Finally when it is time to bring your new puppy home, here are a few preparations that you need to go through to get ready for that new baby.
Create a safe, friendly environment. Here is a checklist:
1 – Make sure that all poisonous items are stored out of puppies reach.
2 – Remove any poisonous plants.
3 – Look at your home from your new puppies point of view and remove hazardous items.
There are things that your new puppy will need so I would suggest purchasing them in advance if possible:
1 – Food and Water dishes, sometimes well water can give them runs since our water is fluoride free clean good water even spring is best. I personally have an electric water dish out side all year round.
2 – A collar , I personally like the martin-gale collars, and a leash and even an extended leash can be a great training leash. ( I WILL BE GIVING YOU A MARTINGALE COLLAR AND LEASH!
3 – A pin brush for fluffing, called a slicker and a nice comb. Brushes are great for surface brushing but you really need a comb for getting the mats out and getting down to the skin.
4 – Safe and appropriate toys. Nothing from China!! Usually if a toy and fit comfortable in a puppies mouth it is too small and the puppy may choke on it.
5 – A bed or crate for sleeping in.
6 – A baby gate to keep puppy from going where you don’t want him to go. Don’t worry about them falling down the stairs they will go up and down in no time!
7 – News paper Your puppy has been trained on this from 5 weeks of age. They make potty training much easier on your puppy.
8 – I buy hanging bells that fit on your door handle from pet smart they quickly can be taught to ring THE BELLS when wanting out side.
Puppies have different nutritional needs than an adult dog. By feeding a complete and balanced nutritional food you can help maintain healthy teeth, bones, weight, and help keep your dog healthy for a long time to come.
Consistency is the key. Feed you puppy the same food at the same time every day. Puppies should be fed 3-4 times a day. I don’t think it’s possible to over feed a poodle! They are grazers and I’ve never seen a fat poodle unless she is expecting puppies! Too much weight can cause liver and heart problems as well as joint and back problems.
Don’t be upset if your puppies appetite changes. Occasional loss of appetite or digestive upset is normal for growing puppies. Continue your feeding routine. However, should the upset become severe or last for more than a day contact me or your vet. Pure pumpkin or sweet potato can firm up stools.
Making the transition easy:
1 – Decide on a name and use it all the time. REMEMBER NEVER CALL A PUPPY BY HIS OR HER NAME WHEN CORRECTING ONLY FOR THE PUPPY TO COME!
2 – Keep your puppy with you at all times. this will keep him out of trouble.
3 – Let sleeping puppies lie.
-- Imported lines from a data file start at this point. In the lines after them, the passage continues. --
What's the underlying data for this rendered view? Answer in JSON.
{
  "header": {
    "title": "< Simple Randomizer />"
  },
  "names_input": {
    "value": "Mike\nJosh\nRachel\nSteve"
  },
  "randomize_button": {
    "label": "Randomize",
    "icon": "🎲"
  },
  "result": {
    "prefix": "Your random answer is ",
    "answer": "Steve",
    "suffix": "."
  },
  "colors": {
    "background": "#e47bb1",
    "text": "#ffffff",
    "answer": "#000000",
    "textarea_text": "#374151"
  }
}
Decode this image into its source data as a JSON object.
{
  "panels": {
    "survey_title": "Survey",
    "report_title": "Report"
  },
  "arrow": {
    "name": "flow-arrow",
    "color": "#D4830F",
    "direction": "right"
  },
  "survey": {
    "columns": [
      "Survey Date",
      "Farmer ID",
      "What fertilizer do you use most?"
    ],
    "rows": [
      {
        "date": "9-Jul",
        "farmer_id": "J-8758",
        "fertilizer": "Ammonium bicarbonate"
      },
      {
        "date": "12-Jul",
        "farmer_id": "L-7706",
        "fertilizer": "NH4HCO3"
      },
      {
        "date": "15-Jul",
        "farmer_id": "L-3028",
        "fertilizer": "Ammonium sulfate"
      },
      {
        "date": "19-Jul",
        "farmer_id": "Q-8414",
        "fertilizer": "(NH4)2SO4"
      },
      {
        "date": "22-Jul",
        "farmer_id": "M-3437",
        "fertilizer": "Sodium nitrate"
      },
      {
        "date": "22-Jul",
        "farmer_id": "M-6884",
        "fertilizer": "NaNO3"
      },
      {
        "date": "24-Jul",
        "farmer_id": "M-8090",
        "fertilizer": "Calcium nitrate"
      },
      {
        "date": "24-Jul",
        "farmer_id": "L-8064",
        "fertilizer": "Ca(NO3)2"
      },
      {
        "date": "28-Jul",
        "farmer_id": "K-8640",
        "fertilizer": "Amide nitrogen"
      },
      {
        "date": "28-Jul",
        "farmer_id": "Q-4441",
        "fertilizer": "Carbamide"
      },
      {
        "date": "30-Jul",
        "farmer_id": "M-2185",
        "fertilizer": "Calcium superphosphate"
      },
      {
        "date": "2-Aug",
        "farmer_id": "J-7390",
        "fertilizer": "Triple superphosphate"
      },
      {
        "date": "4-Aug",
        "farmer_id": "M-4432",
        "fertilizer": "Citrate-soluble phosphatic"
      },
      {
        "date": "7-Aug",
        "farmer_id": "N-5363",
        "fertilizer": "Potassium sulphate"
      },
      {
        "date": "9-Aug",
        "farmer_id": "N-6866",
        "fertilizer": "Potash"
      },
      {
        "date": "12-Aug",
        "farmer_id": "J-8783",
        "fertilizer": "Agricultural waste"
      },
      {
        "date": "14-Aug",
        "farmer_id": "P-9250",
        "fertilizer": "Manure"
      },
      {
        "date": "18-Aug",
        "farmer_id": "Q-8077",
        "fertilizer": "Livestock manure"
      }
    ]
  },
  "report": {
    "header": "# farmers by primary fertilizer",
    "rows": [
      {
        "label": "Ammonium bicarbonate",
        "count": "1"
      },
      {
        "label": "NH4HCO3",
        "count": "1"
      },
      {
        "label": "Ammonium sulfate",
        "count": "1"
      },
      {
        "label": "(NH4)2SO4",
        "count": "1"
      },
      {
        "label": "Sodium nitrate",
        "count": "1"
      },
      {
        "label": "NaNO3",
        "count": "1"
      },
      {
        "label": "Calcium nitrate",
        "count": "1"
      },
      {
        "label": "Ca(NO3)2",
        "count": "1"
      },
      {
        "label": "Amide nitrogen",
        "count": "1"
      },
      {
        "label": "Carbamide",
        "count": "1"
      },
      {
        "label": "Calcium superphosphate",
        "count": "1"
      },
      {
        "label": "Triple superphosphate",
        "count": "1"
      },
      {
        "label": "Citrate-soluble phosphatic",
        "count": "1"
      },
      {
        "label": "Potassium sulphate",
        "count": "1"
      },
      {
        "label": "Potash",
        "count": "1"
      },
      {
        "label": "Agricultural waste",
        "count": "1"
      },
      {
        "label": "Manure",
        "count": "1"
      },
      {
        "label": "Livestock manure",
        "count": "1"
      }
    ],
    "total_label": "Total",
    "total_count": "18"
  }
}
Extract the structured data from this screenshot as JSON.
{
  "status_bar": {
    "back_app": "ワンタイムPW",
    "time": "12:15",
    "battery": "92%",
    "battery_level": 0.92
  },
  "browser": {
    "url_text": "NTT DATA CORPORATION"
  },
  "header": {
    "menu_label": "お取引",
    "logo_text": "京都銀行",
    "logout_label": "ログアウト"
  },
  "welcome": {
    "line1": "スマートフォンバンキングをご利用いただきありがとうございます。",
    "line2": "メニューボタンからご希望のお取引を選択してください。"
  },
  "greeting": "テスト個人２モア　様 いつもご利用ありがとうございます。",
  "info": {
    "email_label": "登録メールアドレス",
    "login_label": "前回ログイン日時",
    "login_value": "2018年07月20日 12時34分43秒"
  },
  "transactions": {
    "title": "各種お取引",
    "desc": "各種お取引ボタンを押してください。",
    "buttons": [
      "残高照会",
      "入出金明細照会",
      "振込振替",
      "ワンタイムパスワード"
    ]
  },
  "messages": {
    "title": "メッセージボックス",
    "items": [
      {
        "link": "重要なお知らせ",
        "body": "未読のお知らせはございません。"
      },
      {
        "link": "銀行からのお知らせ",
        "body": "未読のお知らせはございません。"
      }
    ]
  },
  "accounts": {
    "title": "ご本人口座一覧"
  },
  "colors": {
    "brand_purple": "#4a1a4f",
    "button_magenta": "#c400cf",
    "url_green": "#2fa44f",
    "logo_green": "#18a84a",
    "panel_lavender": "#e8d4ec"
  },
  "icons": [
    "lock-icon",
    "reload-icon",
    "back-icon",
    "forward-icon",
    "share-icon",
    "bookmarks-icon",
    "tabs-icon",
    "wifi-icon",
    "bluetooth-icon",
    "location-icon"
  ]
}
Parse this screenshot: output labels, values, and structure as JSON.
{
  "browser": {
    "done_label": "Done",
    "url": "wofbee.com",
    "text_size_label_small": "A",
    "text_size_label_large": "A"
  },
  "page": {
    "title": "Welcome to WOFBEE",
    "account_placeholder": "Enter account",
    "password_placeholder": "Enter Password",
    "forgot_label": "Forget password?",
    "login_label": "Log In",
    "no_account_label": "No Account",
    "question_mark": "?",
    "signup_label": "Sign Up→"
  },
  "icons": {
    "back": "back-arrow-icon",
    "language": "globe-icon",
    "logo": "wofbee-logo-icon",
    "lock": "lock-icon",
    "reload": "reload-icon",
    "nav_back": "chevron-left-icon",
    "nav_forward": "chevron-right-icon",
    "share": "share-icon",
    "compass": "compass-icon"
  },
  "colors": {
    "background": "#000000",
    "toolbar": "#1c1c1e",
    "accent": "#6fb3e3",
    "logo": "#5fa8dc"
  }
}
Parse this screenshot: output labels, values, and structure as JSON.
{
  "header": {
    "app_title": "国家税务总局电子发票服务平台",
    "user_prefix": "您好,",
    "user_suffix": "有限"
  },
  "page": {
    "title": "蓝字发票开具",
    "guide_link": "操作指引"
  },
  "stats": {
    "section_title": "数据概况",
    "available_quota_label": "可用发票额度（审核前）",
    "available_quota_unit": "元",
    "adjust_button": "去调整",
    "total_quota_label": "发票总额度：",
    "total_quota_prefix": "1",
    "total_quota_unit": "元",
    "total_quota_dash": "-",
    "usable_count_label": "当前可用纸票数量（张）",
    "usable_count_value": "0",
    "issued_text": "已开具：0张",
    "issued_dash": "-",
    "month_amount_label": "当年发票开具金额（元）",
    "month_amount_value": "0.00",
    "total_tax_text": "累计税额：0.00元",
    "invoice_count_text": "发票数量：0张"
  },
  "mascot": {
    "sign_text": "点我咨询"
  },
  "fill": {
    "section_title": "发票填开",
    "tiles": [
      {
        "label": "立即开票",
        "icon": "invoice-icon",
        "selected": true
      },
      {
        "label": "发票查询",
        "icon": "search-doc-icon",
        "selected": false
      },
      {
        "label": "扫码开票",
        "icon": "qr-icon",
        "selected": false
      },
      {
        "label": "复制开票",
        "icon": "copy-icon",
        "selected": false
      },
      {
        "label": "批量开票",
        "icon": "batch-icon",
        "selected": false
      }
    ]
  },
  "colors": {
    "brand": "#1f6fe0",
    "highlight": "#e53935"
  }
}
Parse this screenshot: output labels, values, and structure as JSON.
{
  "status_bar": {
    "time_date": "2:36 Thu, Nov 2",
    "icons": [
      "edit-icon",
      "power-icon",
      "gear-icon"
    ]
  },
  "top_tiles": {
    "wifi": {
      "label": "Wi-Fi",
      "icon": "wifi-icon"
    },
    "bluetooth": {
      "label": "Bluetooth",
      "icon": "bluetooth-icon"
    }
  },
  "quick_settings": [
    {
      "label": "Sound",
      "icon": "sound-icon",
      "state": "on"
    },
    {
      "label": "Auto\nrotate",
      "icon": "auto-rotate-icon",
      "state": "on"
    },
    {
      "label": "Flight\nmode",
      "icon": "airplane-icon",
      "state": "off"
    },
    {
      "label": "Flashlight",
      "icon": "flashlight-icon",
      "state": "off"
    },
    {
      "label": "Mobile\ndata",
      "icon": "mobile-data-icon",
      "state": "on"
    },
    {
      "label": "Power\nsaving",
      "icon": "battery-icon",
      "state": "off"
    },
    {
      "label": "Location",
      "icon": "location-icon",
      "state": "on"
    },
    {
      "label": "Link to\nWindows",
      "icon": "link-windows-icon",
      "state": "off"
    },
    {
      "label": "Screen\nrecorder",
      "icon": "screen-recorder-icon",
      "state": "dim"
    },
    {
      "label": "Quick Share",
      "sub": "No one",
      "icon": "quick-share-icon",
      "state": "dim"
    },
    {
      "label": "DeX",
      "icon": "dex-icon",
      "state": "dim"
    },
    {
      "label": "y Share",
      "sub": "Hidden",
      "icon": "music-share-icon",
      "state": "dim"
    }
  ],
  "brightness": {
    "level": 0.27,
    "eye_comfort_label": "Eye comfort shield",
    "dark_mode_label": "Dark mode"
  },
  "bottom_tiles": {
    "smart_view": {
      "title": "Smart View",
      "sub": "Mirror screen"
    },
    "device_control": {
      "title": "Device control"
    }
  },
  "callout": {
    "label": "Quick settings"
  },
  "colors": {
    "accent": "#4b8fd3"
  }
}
They need their rest as much as you do!
4 – Teach young children the proper way to hold and care for the puppy.
5 – Don’t leave your puppy unattended with young children or other pets until everyone has adjusted well.
1 – Establish a routine and STICK WITH IT!!!!! Take your puppy out after eating and sleeping.
2 – Until the puppy is completely trained keep and eye on him!
3 – Crate-training is essential!
4 – Designate a certain potty area and stick with it!
5 – Correct the puppies mistakes only when you catch him in the act. otherwise the puppy will not understand why you are angry with him/HER.
PUPPY PROOFING YOUR HOME!
Puppies are like babies, they are always curious, and they are teething. Since puppies have a low vantage point and can see things that you can’t, it is important to get down on their level when puppy proofing your home.
Here are some suggestions:
1 – Confine puppy in a safe area that they can’t escape from.
2 – Don’t leave your puppy unsupervised.
3 – Keep your puppy off high decks and balconies where he may fall.
4 – Store cleaning supplies, soaps, chemicals, poisons, and antifreeze securely out of reach.
5 – Remove poisonous houseplants. (See list of poisonous house plants below)
6 – Keep the toilet lid down.
7 – Remove or cover any electrical cords or outlets.
8 – Keep medications out of reach.
9 – Make sure you know where your puppy is before closing any doors or leaving the house.
10 – Keep sewing supplies, hardware, and coins out of reach.
11 – Keep plastic six-pack beverage holders and plastic bags, elastics out of reach.
12 – Always have important phone numbers like your vet handy and mine on hand!
***Joellen Curtis 519-452-7021 cell 519-615-5691***